» **Data records for software interfaces**
• • • • •

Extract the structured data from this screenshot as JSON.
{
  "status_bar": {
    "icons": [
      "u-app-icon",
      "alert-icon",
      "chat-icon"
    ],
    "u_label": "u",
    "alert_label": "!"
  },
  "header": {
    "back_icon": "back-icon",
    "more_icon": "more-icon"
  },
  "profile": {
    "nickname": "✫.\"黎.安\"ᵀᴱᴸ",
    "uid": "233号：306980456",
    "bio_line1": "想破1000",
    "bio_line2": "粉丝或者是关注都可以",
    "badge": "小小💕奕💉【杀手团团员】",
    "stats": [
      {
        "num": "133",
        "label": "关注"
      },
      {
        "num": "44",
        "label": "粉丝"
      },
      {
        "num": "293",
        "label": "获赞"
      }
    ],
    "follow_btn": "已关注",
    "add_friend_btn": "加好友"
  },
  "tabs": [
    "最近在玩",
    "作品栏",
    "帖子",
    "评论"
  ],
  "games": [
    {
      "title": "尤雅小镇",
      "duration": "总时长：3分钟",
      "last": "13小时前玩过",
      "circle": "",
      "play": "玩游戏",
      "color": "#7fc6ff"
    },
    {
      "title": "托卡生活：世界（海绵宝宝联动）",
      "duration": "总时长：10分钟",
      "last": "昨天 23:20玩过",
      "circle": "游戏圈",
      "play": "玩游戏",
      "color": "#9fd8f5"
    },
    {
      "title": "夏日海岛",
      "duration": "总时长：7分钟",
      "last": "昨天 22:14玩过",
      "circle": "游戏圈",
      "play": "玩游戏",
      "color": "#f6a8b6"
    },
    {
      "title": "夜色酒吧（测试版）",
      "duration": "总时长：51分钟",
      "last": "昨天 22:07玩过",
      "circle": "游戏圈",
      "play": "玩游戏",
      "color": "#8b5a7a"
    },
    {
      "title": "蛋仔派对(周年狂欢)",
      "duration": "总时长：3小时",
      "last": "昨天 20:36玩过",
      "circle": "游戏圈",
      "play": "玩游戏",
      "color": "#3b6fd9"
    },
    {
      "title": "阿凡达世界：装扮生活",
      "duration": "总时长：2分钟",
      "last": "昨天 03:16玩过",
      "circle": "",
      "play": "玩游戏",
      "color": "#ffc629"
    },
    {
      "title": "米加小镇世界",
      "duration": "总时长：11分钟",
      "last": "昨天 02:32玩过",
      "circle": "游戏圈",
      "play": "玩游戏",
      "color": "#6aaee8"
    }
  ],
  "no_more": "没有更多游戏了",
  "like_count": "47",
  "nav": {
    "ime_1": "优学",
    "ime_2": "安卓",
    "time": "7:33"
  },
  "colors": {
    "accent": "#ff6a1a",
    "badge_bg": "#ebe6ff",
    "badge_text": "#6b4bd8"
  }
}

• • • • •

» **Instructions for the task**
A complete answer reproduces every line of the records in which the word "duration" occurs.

» **Problem solution**
      "duration": "总时长：3分钟",
      "duration": "总时长：10分钟",
      "duration": "总时长：7分钟",
      "duration": "总时长：51分钟",
      "duration": "总时长：3小时",
      "duration": "总时长：2分钟",
      "duration": "总时长：11分钟",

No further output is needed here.